[Element data from apps and pages]
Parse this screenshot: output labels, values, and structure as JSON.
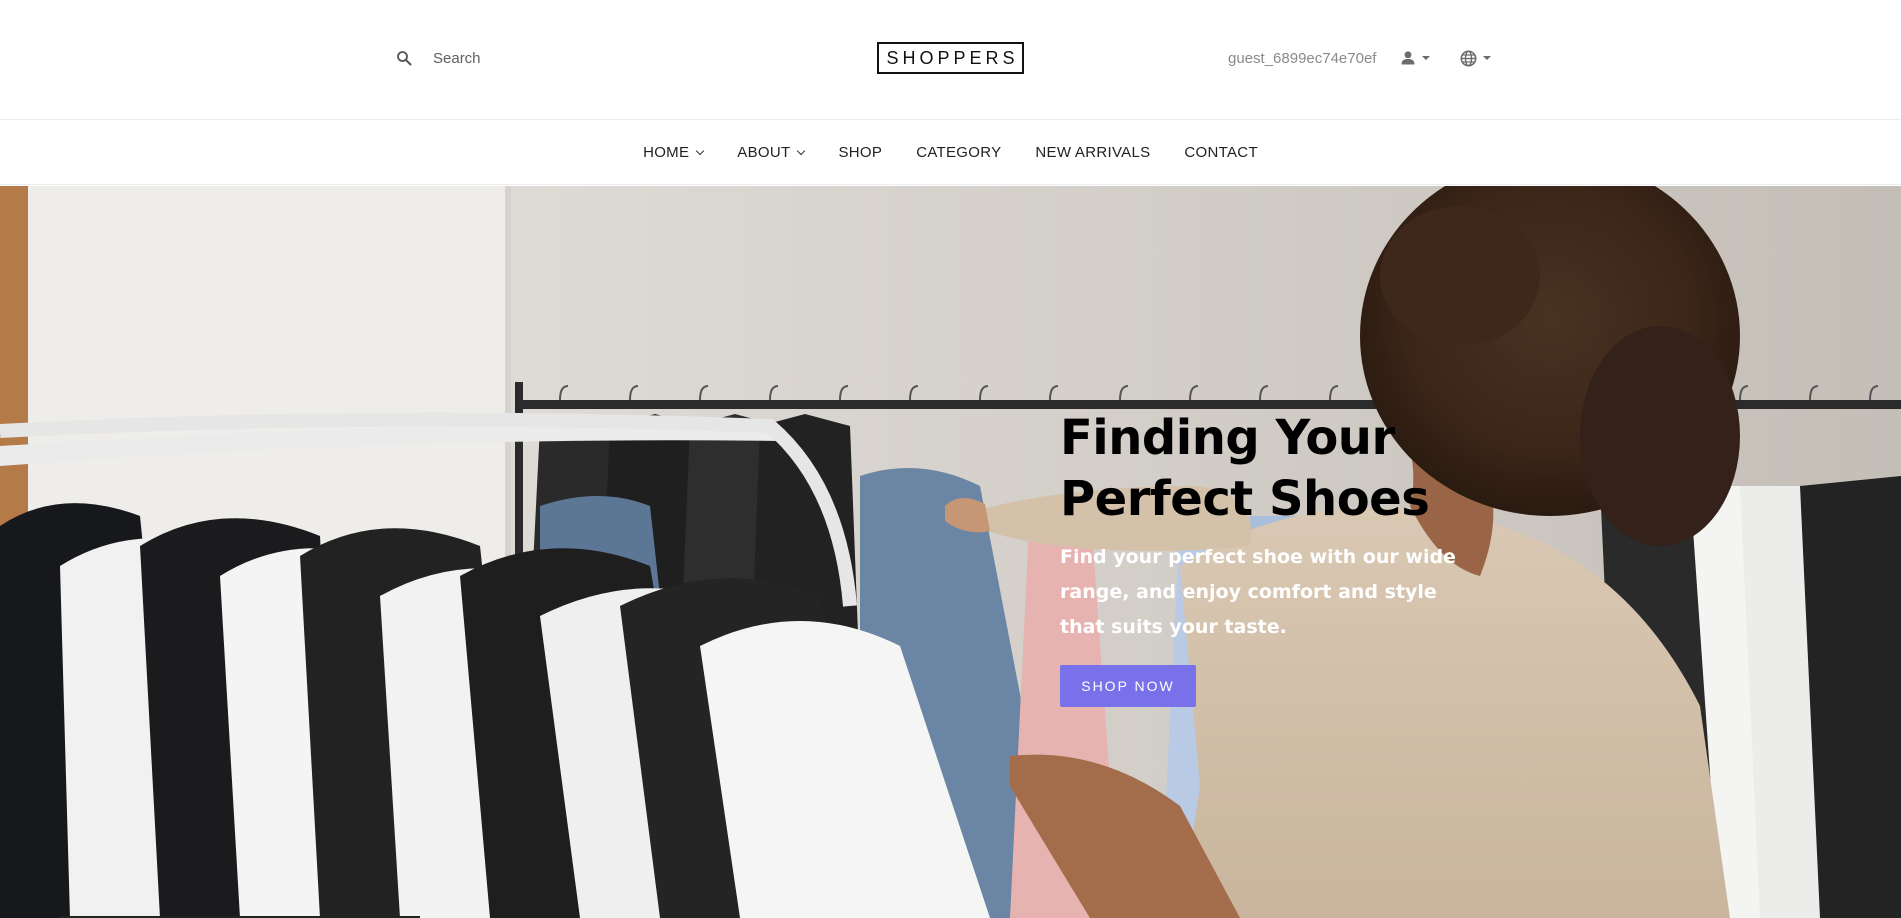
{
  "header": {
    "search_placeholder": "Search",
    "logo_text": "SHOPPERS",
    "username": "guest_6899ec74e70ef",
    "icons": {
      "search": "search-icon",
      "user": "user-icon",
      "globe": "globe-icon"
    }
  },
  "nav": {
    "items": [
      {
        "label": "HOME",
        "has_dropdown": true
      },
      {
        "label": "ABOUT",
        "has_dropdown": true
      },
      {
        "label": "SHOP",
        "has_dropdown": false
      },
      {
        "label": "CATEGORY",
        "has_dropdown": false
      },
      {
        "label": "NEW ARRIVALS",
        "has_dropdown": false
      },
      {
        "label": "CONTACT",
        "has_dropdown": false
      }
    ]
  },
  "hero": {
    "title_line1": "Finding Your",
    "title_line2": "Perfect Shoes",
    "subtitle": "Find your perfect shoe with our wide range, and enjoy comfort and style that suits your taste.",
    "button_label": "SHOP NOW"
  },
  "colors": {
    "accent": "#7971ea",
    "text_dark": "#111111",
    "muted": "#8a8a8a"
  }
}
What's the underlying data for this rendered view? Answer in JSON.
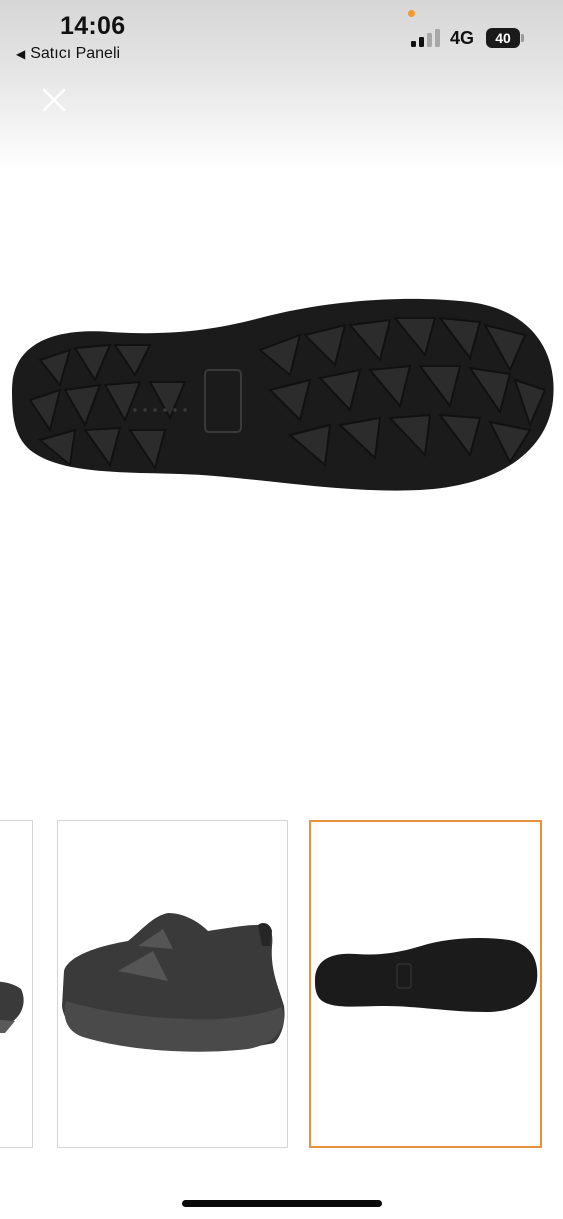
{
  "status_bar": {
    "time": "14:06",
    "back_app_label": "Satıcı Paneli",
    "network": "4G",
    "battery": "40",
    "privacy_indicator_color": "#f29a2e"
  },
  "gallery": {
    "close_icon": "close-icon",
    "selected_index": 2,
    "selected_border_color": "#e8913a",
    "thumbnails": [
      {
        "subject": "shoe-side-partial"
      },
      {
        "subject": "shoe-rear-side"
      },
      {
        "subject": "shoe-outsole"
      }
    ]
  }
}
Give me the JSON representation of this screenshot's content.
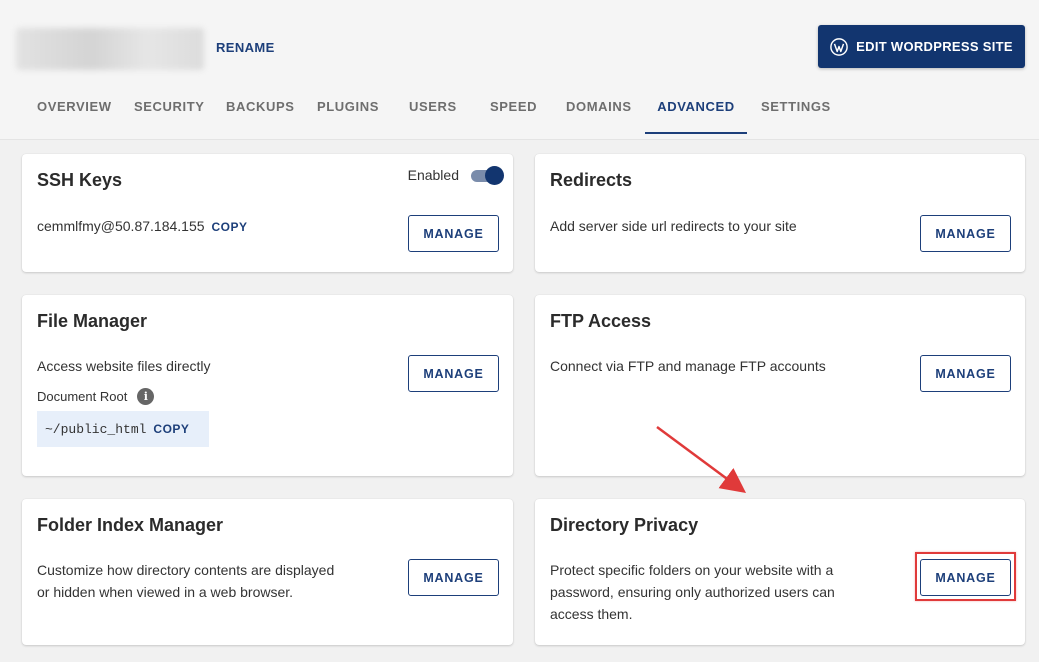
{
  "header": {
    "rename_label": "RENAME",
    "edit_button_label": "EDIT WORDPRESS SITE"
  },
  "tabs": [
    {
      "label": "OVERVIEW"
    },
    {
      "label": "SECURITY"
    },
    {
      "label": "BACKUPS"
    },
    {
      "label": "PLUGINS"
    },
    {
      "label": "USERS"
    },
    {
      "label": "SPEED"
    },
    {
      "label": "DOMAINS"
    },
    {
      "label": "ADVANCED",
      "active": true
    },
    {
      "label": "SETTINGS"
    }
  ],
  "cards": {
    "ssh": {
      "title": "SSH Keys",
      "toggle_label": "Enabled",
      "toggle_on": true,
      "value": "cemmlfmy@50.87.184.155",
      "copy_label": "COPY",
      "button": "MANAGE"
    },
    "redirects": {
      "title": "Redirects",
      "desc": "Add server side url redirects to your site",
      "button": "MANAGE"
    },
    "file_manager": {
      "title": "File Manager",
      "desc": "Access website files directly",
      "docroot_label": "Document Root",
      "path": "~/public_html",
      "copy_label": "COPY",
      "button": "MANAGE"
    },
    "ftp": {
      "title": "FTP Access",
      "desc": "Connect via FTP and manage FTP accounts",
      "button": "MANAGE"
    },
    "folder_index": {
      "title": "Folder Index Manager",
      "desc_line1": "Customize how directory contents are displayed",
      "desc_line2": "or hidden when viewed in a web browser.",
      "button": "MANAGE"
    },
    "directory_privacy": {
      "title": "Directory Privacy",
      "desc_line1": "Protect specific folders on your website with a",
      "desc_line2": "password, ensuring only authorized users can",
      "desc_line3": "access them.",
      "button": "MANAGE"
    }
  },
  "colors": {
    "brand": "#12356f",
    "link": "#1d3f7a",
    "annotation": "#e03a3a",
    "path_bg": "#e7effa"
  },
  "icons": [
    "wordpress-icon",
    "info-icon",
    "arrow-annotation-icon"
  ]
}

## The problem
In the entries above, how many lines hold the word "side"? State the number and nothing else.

## Task result
3